-------- Data section --------

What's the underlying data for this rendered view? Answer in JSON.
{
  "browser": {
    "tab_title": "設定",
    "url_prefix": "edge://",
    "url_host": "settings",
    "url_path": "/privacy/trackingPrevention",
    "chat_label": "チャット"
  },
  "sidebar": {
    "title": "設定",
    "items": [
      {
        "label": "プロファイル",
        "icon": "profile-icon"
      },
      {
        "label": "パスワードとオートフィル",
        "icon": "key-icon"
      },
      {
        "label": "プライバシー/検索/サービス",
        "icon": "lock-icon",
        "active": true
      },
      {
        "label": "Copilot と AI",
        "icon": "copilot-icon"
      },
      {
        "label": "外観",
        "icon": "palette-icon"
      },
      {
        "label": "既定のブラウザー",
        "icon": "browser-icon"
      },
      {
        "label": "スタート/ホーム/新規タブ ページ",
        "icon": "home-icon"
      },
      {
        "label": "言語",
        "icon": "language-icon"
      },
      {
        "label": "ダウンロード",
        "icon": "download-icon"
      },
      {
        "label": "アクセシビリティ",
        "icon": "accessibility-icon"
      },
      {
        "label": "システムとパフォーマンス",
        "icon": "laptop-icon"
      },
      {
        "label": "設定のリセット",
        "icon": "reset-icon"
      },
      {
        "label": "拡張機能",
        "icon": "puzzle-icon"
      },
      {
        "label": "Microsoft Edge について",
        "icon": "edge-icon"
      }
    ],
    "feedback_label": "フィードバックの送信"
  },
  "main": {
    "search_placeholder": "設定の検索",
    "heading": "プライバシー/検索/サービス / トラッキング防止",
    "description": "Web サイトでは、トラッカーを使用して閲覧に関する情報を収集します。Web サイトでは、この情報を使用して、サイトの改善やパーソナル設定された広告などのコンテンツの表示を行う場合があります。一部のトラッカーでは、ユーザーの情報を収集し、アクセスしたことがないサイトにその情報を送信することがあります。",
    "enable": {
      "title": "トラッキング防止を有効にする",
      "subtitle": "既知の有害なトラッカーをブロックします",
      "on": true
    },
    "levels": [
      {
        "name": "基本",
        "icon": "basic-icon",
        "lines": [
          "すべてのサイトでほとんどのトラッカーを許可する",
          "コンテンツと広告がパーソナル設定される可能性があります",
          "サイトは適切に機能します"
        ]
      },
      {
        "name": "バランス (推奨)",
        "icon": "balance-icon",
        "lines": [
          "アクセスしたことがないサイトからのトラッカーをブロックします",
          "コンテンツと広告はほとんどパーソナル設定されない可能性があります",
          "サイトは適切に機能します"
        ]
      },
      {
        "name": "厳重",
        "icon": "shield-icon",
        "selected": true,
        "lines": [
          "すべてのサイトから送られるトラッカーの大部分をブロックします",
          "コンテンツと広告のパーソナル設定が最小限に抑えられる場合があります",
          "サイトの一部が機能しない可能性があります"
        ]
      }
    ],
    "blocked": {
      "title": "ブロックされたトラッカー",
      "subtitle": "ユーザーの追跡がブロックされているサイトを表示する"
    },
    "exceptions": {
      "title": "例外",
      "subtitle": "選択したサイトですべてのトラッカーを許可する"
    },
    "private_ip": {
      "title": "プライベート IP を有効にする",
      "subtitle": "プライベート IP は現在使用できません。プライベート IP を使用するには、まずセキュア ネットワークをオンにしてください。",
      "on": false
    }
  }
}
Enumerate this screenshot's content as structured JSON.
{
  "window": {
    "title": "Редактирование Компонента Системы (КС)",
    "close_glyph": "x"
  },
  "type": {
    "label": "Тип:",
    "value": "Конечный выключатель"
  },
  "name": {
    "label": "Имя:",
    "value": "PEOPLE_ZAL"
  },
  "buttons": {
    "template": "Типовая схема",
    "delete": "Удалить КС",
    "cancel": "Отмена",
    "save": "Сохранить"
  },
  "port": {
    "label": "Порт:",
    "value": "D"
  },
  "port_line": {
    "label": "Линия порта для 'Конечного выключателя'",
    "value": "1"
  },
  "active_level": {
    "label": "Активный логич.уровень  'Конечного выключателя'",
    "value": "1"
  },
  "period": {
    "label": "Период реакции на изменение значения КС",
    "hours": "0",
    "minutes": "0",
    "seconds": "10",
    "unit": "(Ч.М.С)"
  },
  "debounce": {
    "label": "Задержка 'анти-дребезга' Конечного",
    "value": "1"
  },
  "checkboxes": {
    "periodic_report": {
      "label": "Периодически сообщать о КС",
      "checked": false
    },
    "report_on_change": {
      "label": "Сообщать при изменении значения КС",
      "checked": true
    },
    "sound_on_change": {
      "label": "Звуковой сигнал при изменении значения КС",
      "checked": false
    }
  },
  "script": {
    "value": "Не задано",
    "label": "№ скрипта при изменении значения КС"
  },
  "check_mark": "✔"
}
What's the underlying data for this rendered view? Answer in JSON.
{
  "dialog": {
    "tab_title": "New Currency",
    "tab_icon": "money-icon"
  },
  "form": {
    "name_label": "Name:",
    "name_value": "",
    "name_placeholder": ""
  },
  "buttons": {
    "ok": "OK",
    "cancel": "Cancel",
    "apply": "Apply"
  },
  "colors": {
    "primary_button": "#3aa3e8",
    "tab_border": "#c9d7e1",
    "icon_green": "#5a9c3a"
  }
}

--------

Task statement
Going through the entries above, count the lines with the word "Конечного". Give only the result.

Task answer
3